“I think it’s unfortunately obvious that Jim Comey began to believe his own press clippings. It's the biggest danger in public life. The hubris that he shows in his interview is extraordinary,” Christie tweeted about Comey’s Sunday night interview on ABC, the first of several plugging his tell-all book, “A Higher Loyalty,” which is critical of President Trump.

A Trump supporter and 2016 GOP presidential candidate, Christie was particularly critical of Comey suggesting that his decision to reveal he would revisit the email case was influenced by polling that showed Clinton, a Democrat, likely to win the 2016 White House race over Trump.

Chris Christie accused ex-FBI boss James Comey of 'hubris' for his interview comments.

Chris Christie accused ex-FBI boss James Comey of 'hubris' for his interview comments. (AP)

“When I worked for Jim Comey, if I had told him 11 days before an election that I was releasing information that could affect an election, and the decision was influenced by polling, he would have fired me,” tweeted Christie, in remarks similar to those made earlier in the day on ABC’s “This Week. “He is guilty of doing that himself-Wow.”

Comey suggested that Clinton would have been perceived as an “illegitimate president” had he concealed the restart and Clinton had won.

Christie, now an ABC contributor, served as the U.S attorney for New Jersey from 2002 to 2008. Comey held the same post from the Southern District of New York from 2002 to 2003, then became the U.S. deputy attorney general from 2003 to 2005.

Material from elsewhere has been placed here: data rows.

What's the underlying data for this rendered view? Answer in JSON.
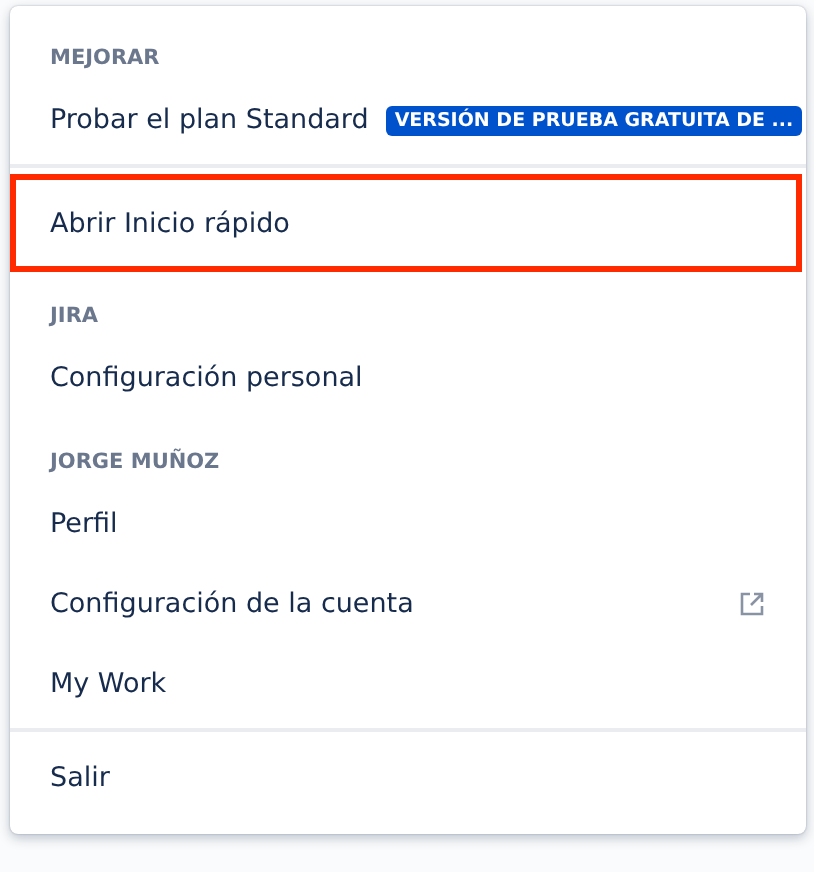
{
  "menu": {
    "sections": [
      {
        "header": "MEJORAR",
        "divider_above": false,
        "items": [
          {
            "label": "Probar el plan Standard",
            "kind": "plain",
            "badge": "VERSIÓN DE PRUEBA GRATUITA DE ...",
            "highlighted": false
          }
        ]
      },
      {
        "divider_above": true,
        "items": [
          {
            "label": "Abrir Inicio rápido",
            "kind": "plain",
            "highlighted": true
          }
        ]
      },
      {
        "header": "JIRA",
        "divider_above": false,
        "items": [
          {
            "label": "Configuración personal",
            "kind": "plain",
            "highlighted": false
          }
        ]
      },
      {
        "header": "JORGE MUÑOZ",
        "divider_above": false,
        "items": [
          {
            "label": "Perfil",
            "kind": "plain",
            "highlighted": false
          },
          {
            "label": "Configuración de la cuenta",
            "kind": "external",
            "highlighted": false
          },
          {
            "label": "My Work",
            "kind": "plain",
            "highlighted": false
          }
        ]
      },
      {
        "divider_above": true,
        "items": [
          {
            "label": "Salir",
            "kind": "plain",
            "highlighted": false
          }
        ]
      }
    ]
  }
}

The federal investigation focused on Clinton’s use of a private email server while secretary of state. Comey concluded in July 2016 that Clinton had been “extremely careless” in her handling of classified material but recommended the Justice Department not pursue criminal charges.

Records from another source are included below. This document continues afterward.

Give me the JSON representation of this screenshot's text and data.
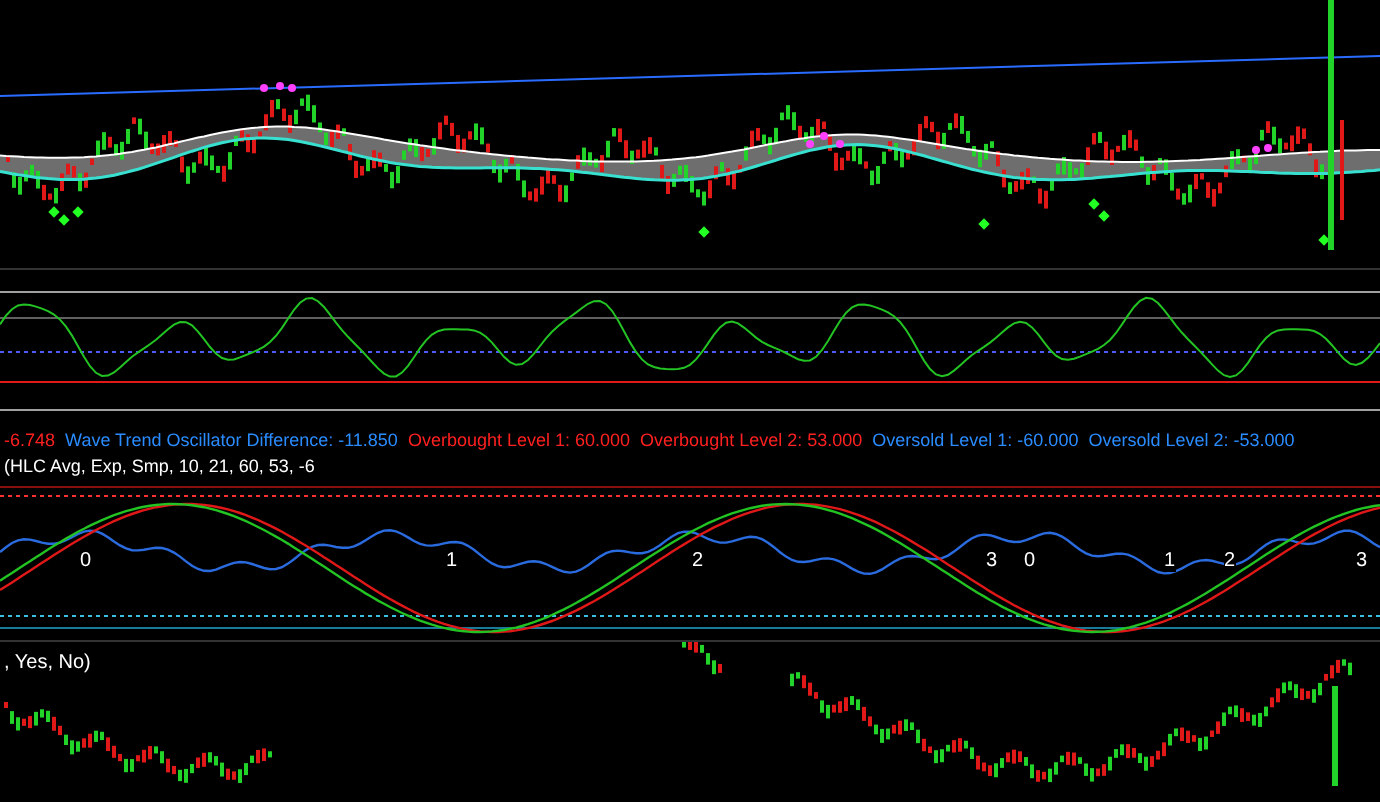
{
  "oscillator_legend": [
    {
      "text": "-6.748",
      "color": "#ff2020"
    },
    {
      "text": "Wave Trend Oscillator Difference: -11.850",
      "color": "#2a8cff"
    },
    {
      "text": "Overbought Level 1: 60.000",
      "color": "#ff2020"
    },
    {
      "text": "Overbought Level 2: 53.000",
      "color": "#ff2020"
    },
    {
      "text": "Oversold Level 1: -60.000",
      "color": "#2a8cff"
    },
    {
      "text": "Oversold Level 2: -53.000",
      "color": "#2a8cff"
    },
    {
      "text": "(HLC Avg, Exp, Smp, 10, 21, 60, 53, -6",
      "color": "#ffffff"
    }
  ],
  "wave_labels": [
    "0",
    "1",
    "2",
    "3",
    "0",
    "1",
    "2",
    "3"
  ],
  "lower_panel": {
    "legend": ", Yes, No)"
  }
}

“We're not supposed to care about politics as prosecutors. But what we find out from his interview … that Jim Comey did care about politics. It is so depressing as somebody who spent seven years in the Justice Department trying to make sure it worked the right way,” Christie also tweeted Sunday.

“What he's proving in his interview is that the president may have been right to fire him. Don't agree with how it was done, but in the interview Jim Comey is acknowledging that he took into account politics in making investigative decisions. And that breaks all the rules.”

Comey, in the interview aired Sunday, defended his handling of the Clinton case and made clear he wrestled with the decision to reveal the case was being revisited days before the election. Comey claimed he wasn’t trying to favor one candidate over the other but instead tried to do “the right thing.” In the interview, he also called President Trump "morally unfit" to be president.

The president fired Comey in May 2017, as the federal investigation into whether the Trump campaign colluded with Russia to influence the 2016 White House race heated up, saying he had lost confidence in Comey’s ability to lead the FBI.

The bureau reviewed a copy of Comey's book in advance of its release, set for Tuesday.

“Pursuant to the FBI's Prepublication Review policy, former Director James Comey submitted a draft of his book to the FBI for review.  The FBI reviewed the draft and concluded that none of the FBI information presented fell within a restricted area of disclosure," the FBI said in a statement.

Alan Dershowitz, a Harvard law professor whom Trump now consults, on Monday was also critical of Comey’s comments and actions related to the Clinton investigation and aftermath.

“I really thought he demeaned the FBI by leaking material about unsubstantiated allegations, by trafficing in gossip.”

He also said Comey’s decision to leak to press that the investigation was being reopened, instead of announcing it, lacked “courage.”